• [What to work on]: Write how many lines in the records below include the string "this". No other text should be given.

Entries from a dataset of interfaces:
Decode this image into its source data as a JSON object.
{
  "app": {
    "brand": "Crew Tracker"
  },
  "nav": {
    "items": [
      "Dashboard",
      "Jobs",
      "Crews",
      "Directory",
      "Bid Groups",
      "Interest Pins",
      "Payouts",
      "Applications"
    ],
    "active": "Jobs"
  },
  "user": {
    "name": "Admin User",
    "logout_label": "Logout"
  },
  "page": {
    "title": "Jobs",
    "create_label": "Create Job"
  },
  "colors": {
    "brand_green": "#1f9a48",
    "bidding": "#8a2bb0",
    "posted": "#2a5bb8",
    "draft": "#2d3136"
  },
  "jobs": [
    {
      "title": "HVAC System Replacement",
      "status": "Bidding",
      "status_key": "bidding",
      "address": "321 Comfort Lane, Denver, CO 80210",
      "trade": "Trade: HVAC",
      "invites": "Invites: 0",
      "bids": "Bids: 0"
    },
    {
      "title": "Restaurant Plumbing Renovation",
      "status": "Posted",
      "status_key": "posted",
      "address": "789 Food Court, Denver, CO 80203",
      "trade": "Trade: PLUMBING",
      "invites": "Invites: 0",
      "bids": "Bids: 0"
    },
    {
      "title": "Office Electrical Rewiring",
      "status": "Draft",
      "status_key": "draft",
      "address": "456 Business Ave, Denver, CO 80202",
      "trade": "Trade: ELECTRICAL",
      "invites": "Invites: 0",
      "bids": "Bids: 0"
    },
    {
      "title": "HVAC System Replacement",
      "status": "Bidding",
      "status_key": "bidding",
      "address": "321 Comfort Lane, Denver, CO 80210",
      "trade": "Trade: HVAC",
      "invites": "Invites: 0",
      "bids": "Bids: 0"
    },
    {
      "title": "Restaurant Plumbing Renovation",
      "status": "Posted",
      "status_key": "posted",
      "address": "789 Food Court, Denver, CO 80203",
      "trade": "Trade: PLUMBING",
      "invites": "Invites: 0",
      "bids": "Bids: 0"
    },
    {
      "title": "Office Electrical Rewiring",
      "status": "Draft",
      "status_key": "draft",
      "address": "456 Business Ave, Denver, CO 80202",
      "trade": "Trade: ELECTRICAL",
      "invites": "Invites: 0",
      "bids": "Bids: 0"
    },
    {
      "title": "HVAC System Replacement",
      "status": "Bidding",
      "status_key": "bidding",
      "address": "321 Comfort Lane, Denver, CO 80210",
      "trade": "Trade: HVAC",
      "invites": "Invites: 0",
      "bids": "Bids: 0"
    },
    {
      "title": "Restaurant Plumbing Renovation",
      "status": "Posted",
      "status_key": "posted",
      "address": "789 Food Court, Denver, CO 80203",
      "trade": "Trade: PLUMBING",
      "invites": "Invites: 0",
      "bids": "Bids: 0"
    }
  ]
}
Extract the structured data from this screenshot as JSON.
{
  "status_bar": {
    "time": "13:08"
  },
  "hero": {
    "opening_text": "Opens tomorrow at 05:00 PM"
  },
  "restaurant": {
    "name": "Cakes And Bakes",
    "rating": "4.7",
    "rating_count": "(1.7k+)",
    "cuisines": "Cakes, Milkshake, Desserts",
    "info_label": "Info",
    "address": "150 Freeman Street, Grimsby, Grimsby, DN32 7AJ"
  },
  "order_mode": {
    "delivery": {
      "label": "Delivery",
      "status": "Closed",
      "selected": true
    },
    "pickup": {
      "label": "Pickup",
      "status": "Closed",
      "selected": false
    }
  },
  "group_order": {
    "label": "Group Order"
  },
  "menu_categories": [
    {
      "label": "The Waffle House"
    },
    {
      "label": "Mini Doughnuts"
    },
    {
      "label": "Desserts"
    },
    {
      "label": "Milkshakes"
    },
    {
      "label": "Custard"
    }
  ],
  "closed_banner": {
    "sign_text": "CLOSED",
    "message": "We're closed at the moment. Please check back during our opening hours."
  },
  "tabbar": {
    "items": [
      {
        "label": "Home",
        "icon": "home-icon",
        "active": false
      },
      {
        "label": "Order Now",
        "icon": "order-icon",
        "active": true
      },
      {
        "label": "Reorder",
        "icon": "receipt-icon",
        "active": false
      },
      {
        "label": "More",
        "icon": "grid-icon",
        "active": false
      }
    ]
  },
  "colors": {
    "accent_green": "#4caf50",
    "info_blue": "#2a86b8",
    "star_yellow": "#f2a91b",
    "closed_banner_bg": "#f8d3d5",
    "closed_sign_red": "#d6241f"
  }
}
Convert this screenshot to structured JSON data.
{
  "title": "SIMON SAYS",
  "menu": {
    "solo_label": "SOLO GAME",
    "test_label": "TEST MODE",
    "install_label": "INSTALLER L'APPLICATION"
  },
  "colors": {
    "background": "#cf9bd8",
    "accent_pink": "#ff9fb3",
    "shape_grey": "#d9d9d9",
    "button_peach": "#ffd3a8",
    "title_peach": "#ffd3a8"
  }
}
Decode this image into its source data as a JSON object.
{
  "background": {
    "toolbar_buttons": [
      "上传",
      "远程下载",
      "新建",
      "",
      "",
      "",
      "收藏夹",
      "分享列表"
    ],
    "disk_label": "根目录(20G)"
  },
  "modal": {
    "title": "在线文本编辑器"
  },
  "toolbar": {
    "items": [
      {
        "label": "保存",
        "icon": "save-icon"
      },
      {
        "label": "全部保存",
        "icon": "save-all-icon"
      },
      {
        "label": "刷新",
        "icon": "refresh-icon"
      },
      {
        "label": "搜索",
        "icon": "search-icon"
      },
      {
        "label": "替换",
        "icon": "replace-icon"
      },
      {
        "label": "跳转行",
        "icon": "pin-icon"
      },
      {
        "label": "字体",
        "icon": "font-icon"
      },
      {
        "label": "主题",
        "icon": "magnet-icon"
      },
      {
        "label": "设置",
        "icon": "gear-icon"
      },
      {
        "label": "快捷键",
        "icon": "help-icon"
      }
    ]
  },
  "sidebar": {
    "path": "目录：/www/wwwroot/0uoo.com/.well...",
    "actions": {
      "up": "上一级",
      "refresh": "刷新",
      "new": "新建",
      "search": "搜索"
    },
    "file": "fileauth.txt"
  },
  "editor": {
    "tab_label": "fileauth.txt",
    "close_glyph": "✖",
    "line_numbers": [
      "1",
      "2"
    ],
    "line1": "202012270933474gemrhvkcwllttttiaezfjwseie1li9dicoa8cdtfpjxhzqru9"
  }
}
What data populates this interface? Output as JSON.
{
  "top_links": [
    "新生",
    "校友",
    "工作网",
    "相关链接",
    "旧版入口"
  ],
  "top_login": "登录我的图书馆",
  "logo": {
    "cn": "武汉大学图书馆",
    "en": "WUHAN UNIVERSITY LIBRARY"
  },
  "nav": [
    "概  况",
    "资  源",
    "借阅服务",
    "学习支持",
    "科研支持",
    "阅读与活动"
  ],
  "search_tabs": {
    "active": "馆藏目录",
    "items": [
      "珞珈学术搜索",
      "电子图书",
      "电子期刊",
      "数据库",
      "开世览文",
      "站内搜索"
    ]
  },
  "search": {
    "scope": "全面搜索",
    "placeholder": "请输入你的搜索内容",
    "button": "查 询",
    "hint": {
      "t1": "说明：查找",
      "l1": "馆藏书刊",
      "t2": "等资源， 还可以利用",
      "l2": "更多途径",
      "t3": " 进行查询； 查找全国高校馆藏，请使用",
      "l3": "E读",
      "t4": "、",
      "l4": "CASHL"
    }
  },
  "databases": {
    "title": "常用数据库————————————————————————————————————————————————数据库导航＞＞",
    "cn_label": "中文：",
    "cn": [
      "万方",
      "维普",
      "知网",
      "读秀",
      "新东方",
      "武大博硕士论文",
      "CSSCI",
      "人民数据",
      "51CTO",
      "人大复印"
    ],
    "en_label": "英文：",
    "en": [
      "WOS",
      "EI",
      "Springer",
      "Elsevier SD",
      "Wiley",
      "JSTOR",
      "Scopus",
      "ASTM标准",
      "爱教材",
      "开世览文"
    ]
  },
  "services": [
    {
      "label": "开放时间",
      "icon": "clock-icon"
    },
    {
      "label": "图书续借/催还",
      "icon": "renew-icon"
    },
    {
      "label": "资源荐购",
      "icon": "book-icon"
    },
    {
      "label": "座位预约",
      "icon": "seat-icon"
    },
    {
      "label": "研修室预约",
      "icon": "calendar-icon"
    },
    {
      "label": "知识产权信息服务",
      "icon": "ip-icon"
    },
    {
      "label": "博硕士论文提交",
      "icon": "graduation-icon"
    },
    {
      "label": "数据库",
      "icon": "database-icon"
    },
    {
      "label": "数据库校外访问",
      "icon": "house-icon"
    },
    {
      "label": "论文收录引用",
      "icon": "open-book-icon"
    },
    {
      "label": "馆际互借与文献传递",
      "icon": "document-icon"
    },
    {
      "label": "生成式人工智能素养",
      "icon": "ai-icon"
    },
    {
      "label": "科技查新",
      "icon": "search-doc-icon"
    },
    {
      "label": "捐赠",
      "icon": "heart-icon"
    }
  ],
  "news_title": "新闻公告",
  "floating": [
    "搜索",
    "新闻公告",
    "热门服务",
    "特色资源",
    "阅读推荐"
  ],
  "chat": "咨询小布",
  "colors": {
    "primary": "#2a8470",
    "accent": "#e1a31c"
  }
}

• [Problem solution]: 5